Ancient Monuments

History on the Ground

This site is entirely user-supported. See how you can help.

Prehistoric cairnfield and linear boundary on Hesk Fell 800m north of Holehouse Bridge

A Scheduled Monument in Ulpha, Cumbria

Approximate Location Map
Large Map »
Street or Overhead View
Contributor Photos »

If Google Street View is available, the image is from the best available vantage point looking, if possible, towards the location of the monument. Where it is not available, the satellite view is shown instead.

Coordinates

Latitude: 54.3348 / 54°20'5"N

Longitude: -3.2604 / 3°15'37"W

OS Eastings: 318141.85719

OS Northings: 493981.678001

OS Grid: SD181939

Mapcode National: GBR 5LN9.XV

Mapcode Global: WH71H.W9LQ

Entry Name: Prehistoric cairnfield and linear boundary on Hesk Fell 800m north of Holehouse Bridge

Scheduled Date: 12 November 2003

Source: Historic England

Source ID: 1021142

English Heritage Legacy ID: 35015

County: Cumbria

Civil Parish: Ulpha

Traditional County: Cumberland

Lieutenancy Area (Ceremonial County): Cumbria

Church of England Parish: Broughton-in-Furness St Mary Magdalene

Church of England Diocese: Carlisle

Details

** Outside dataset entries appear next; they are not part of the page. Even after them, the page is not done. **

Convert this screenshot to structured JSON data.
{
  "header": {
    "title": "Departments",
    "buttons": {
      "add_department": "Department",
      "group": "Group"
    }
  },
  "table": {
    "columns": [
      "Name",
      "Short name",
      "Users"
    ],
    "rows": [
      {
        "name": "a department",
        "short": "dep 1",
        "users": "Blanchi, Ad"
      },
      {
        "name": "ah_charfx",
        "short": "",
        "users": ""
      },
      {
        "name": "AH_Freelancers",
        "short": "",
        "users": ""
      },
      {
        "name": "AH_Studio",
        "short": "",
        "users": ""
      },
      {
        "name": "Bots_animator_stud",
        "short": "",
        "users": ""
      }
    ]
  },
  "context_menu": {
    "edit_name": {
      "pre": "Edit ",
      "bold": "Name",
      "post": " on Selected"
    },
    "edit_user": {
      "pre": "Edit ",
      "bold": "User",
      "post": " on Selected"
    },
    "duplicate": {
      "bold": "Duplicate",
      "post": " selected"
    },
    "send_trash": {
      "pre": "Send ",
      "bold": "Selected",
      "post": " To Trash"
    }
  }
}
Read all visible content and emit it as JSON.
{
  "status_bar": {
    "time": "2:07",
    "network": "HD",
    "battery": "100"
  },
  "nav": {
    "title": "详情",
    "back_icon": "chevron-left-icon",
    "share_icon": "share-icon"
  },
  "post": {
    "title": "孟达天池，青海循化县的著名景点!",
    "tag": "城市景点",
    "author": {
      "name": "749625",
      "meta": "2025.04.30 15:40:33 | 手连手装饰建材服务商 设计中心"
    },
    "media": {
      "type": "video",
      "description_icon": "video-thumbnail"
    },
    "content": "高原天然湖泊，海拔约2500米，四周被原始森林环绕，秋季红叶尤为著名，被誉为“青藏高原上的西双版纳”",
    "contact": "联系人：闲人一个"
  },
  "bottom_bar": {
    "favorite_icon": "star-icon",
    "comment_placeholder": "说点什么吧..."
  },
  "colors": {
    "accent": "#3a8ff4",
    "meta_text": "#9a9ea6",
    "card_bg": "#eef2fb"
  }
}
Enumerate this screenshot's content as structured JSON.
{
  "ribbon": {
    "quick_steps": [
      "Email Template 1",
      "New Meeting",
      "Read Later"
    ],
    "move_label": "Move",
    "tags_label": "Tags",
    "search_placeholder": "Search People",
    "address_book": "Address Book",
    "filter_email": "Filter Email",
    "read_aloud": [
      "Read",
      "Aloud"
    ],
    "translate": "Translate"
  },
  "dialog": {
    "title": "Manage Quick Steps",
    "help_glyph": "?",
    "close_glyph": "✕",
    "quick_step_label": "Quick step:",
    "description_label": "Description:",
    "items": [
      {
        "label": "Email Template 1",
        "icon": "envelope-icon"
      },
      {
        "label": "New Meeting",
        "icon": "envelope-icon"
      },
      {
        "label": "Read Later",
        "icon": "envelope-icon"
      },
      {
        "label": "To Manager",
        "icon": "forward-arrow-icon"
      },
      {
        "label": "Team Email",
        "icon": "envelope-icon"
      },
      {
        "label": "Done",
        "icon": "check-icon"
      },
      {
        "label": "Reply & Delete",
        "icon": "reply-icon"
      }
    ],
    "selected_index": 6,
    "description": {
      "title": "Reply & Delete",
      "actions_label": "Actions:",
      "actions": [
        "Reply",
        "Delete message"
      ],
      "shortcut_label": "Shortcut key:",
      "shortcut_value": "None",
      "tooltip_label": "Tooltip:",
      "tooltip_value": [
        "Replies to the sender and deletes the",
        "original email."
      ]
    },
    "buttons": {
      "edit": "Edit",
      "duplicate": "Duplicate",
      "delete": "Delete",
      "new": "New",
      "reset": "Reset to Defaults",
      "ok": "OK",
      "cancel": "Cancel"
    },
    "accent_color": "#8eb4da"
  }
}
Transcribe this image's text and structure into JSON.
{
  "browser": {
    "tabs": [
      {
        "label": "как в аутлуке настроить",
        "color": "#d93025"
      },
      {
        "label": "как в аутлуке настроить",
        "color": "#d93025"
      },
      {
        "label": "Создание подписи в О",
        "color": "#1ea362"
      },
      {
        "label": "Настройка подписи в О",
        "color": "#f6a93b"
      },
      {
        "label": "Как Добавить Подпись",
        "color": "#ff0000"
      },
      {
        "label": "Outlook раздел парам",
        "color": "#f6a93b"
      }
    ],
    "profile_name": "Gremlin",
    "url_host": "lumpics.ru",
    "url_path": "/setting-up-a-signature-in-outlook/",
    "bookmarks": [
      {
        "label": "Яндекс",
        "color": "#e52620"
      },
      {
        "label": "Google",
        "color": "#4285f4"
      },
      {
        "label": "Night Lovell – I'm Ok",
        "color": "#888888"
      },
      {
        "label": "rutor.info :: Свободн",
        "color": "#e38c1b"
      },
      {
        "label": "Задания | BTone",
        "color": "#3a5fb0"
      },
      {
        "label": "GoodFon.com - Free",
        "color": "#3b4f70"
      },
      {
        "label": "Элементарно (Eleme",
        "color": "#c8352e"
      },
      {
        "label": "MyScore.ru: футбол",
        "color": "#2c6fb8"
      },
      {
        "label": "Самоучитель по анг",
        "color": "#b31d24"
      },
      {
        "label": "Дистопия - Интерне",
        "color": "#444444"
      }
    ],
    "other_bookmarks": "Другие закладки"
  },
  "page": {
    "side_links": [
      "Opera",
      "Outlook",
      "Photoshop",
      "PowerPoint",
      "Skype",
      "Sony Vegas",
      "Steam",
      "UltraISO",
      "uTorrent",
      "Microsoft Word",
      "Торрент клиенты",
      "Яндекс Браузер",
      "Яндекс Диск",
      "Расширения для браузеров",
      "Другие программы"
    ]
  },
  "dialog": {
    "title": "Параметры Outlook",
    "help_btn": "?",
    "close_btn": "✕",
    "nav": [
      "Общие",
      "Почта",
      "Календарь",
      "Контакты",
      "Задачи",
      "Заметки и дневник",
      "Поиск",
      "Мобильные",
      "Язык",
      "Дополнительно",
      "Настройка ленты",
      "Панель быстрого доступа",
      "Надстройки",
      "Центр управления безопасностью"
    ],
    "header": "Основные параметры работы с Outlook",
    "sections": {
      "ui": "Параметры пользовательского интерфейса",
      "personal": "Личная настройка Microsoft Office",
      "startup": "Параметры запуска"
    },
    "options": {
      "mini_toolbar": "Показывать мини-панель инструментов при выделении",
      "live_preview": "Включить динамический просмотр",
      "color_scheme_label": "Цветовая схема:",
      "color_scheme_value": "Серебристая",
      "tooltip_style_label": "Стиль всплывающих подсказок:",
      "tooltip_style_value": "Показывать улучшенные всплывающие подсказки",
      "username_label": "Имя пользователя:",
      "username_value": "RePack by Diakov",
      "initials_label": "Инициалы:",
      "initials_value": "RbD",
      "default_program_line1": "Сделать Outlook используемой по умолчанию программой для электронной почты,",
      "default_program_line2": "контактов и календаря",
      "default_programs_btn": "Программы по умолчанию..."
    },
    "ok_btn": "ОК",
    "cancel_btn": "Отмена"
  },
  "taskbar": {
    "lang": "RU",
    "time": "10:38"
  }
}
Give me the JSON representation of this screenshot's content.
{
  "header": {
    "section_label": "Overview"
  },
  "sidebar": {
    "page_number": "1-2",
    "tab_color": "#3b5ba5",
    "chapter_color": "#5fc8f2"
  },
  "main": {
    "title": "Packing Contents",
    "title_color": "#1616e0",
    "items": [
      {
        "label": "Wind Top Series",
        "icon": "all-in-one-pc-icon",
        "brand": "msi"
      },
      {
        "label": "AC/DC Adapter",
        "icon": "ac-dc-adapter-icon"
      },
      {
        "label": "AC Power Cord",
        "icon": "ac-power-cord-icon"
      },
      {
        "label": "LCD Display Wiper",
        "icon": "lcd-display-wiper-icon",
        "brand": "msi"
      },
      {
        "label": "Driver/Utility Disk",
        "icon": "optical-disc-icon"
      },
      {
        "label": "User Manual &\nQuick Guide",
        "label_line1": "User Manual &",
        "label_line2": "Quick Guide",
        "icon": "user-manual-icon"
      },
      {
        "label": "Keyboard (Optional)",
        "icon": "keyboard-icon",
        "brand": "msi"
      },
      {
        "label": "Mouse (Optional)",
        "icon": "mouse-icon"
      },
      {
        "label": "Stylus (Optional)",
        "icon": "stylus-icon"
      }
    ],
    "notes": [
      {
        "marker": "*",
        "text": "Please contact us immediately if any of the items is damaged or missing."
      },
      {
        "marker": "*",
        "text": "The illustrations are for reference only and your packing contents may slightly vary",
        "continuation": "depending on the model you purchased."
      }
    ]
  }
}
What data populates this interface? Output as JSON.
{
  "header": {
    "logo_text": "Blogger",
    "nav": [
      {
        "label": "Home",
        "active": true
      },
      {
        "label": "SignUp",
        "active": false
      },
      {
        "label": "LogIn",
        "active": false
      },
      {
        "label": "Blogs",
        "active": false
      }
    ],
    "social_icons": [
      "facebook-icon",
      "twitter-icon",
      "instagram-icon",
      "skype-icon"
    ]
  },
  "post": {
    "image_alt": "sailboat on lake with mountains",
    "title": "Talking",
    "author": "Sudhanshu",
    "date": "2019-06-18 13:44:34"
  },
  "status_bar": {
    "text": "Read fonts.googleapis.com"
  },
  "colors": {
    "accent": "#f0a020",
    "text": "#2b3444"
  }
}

The monument includes a prehistoric cairnfield and linear boundary on Hesk
Fell 800m north of Holehouse Bridge. It is located on the south facing
hillslope of Hesk Fell and represents Bronze Age exploitation of this
landscape. The cairnfield lies on sloping ground on the west side of the
col between Holehouse Gill and Crosby Gill and includes over 110 clearance
cairns up to 0.5m high measuring between 2m-6m in diameter. The linear
boundary is formed by a low stone bank or wall up to 0.3m high and 2.5m
wide aligned north east-south west. It measures approximately 140m long,
and may be the continuation of a linear boundary running through the next
field to the east. There is another short length of stone bank or wall
aligned north west-south east on the boundary's north side.

A short length of modern drystone wall on the monument's east side is
excluded from the scheduling although the ground beneath it is included.

MAP EXTRACT
The site of the monument is shown on the attached map extract.

Source: Historic England

Reasons for Scheduling

The Cumbrian uplands comprise large areas of remote mountainous terrain, much
of which is largely open fellside. As a result of archaeological surveys
between 1980 and 1990 within the Lake District National Park, these fells have
become one of the best recorded upland areas in England. On the open fells
there is sufficient well preserved and understood evidence over extensive
areas for human exploitation of these uplands from the Neolithic to the post-
medieval period. On the enclosed land and within forestry the archaeological
remains are fragmentary, but they survive sufficiently well to show that human
activity extended beyond the confines of the open fells. Bronze Age activity
accounts for the most extensive use of the area, and evidence for it includes
some of the largest and best preserved field systems and cairn fields in
England, as well as settlement sites, numerous burial monuments, stone circles
and other ceremonial remains. Taken together, their remains can provide a
detailed insight into life in the later prehistoric period. Of additional
importance is the well-preserved and often visible relationship between the
remains of earlier and later periods, since this provides an understanding of
changes in land use through time. Because of their rarity in a national
context, excellent state of preservation and inter-connections, most
prehistoric monuments on the Lake District fells will be identified as
nationally important.

The prehistoric cairnfield and linear boundary on Hesk Fell 800m north of
Holehouse Bridge survives well. It forms part of a well-preserved
prehistoric landscape extending along the fellsides of south west Cumbria
which together represent evidence of long term management and exploitation
of this area in prehistoric times.

Source: Historic England

Sources

Other
Survey in LDNPA office, Lund, J, Pikeside Farm, (2002)
Survey in LDNPA office, Lund, J, Pikeside Farm, (2002)

Source: Historic England

Other nearby scheduled monuments

AncientMonuments.uk is an independent online resource and is not associated with any government department. All government data published here is used under licence. Please do not contact AncientMonuments.uk for any queries related to any individual ancient or schedued monument, planning permission related to scheduled monuments or the scheduling process itself.

AncientMonuments.uk is a Good Stuff website.